┌──
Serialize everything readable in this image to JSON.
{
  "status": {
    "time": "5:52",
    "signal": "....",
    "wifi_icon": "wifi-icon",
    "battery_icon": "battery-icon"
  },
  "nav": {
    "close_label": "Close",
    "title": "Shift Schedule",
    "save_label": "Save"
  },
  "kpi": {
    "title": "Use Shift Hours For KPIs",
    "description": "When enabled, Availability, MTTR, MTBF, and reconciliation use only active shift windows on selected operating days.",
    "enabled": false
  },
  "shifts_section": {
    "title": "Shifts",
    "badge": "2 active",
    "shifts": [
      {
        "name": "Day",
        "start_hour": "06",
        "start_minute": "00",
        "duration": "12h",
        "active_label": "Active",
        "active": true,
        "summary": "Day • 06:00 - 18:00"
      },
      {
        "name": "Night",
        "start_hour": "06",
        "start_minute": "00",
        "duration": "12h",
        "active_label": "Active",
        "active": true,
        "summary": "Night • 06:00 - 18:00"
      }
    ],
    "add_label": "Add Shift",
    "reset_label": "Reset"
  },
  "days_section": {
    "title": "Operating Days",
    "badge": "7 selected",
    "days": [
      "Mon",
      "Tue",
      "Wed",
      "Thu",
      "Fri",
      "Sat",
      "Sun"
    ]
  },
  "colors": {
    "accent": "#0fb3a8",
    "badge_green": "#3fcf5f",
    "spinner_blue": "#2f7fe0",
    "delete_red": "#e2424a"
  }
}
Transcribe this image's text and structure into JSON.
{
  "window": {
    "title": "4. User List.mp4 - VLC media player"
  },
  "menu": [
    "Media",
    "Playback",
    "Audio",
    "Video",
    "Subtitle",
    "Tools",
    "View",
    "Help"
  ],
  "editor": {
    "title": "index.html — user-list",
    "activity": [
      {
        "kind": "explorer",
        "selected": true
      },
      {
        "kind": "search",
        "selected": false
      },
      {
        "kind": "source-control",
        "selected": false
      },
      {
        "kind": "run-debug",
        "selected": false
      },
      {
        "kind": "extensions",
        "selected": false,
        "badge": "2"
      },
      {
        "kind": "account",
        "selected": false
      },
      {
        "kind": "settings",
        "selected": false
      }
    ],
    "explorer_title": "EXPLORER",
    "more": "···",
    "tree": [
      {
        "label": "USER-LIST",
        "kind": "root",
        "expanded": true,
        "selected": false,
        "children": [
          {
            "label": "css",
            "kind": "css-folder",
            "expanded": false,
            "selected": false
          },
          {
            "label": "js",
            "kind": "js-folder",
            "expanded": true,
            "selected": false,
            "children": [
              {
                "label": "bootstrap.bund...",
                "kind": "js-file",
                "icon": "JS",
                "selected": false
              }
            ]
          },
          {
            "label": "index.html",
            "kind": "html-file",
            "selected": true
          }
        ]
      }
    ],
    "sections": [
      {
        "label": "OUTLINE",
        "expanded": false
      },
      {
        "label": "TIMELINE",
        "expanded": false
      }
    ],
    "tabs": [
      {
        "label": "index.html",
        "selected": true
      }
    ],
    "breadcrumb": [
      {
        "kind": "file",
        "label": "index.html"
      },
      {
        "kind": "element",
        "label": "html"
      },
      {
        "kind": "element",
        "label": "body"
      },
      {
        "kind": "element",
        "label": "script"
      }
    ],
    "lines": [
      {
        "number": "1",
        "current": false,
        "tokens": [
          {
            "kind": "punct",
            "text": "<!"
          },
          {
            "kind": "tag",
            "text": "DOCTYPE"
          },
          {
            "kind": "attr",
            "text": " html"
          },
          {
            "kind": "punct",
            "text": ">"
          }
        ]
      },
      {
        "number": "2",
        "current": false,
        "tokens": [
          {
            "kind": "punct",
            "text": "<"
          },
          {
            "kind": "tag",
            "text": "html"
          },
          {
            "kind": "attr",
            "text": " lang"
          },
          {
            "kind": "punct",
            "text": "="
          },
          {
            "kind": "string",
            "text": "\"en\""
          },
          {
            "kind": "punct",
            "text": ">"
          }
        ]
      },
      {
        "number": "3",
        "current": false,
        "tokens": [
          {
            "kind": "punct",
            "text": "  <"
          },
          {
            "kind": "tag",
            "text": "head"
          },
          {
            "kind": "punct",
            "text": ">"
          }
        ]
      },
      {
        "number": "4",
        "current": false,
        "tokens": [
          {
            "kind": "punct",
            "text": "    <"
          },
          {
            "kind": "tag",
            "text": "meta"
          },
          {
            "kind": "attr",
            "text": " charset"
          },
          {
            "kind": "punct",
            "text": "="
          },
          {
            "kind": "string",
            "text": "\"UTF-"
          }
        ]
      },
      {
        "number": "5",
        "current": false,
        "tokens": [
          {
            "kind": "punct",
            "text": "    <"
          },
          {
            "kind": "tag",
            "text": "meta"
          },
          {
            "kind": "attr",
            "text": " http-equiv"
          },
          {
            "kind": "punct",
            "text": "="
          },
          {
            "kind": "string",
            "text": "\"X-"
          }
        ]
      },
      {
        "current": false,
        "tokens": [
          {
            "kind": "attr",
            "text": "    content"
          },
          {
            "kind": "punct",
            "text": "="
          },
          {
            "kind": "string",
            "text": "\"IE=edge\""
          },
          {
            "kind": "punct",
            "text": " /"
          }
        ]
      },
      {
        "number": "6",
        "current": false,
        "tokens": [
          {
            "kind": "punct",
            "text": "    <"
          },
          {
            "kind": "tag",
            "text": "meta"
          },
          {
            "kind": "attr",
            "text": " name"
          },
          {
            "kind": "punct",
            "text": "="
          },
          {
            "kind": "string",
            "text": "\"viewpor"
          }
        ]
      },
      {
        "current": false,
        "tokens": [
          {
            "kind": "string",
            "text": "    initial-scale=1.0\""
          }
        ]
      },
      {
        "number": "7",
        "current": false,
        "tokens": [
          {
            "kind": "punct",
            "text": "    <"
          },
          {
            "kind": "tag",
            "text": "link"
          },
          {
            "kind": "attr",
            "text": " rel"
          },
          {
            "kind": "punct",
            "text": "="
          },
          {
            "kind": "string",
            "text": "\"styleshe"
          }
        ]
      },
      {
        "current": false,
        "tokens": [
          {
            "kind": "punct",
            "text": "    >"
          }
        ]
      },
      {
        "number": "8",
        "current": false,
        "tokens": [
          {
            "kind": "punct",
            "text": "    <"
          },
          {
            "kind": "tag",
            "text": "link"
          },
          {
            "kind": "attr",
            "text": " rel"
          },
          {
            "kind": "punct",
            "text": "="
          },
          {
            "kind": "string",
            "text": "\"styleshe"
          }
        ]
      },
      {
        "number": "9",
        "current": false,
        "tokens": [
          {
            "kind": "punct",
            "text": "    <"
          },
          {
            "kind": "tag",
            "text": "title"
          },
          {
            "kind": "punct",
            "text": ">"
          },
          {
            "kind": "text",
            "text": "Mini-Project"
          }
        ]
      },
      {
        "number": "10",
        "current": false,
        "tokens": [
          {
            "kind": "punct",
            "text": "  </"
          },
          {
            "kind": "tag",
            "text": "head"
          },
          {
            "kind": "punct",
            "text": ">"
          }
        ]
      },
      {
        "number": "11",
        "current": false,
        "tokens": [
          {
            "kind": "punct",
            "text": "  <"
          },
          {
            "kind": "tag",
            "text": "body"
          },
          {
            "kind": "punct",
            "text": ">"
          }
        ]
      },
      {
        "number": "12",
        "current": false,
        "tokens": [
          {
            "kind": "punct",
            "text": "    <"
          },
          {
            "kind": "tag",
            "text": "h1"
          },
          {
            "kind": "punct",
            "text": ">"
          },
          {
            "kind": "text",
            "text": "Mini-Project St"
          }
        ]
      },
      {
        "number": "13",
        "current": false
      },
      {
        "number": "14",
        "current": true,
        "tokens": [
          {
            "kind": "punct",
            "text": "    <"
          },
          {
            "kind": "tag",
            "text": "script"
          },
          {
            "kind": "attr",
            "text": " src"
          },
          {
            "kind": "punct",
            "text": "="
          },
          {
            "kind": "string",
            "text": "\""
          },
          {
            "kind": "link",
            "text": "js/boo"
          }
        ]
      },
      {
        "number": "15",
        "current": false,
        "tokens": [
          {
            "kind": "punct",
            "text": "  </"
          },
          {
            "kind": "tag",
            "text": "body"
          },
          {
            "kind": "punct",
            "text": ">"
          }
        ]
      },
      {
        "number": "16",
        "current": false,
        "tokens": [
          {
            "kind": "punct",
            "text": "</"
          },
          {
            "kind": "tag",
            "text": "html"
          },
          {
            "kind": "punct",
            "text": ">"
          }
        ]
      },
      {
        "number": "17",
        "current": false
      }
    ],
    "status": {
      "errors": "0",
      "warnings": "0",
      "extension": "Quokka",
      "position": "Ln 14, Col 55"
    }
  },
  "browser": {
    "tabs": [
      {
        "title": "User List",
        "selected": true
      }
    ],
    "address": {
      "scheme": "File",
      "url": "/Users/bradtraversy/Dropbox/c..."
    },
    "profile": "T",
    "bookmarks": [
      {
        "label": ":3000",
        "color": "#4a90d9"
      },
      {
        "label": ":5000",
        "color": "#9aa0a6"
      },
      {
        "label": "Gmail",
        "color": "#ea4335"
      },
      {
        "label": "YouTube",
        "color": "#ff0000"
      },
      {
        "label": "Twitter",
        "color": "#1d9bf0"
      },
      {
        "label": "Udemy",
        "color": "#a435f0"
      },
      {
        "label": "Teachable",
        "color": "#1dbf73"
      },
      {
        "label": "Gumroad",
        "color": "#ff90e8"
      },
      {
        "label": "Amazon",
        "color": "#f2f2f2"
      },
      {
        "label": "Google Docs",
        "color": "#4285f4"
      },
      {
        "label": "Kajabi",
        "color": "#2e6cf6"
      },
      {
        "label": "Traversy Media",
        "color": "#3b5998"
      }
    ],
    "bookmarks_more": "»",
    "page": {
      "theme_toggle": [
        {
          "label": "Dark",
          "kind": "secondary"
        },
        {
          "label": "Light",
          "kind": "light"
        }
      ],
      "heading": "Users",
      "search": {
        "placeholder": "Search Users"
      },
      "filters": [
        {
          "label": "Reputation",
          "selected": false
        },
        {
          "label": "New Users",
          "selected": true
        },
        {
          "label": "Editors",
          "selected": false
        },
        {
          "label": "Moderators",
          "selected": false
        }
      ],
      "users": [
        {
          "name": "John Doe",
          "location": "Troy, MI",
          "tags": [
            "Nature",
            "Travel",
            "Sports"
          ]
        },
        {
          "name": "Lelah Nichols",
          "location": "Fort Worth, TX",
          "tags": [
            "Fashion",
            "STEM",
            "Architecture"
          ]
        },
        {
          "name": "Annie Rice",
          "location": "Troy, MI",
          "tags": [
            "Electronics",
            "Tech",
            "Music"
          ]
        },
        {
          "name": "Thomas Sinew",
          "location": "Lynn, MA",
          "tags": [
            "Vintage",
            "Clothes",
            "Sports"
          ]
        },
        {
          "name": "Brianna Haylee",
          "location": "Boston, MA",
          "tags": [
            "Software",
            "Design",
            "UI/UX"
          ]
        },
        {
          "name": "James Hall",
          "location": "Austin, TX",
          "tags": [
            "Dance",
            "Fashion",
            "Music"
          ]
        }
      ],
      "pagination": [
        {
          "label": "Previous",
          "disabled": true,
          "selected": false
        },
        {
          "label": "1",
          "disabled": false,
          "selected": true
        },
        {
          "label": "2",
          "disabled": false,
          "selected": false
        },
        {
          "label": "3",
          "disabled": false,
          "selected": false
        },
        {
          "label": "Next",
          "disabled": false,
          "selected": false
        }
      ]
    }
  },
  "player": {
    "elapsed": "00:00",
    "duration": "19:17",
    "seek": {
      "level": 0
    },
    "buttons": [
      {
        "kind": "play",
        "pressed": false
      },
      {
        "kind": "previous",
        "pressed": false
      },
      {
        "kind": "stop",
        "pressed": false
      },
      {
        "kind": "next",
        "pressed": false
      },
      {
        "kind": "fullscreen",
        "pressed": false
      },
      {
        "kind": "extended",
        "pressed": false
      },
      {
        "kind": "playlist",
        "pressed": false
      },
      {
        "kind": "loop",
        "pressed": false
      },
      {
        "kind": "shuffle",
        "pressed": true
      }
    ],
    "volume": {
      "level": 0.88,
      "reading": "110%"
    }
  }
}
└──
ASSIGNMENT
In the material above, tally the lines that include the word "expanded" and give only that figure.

ANSWER FOR THIS EXERCISE
5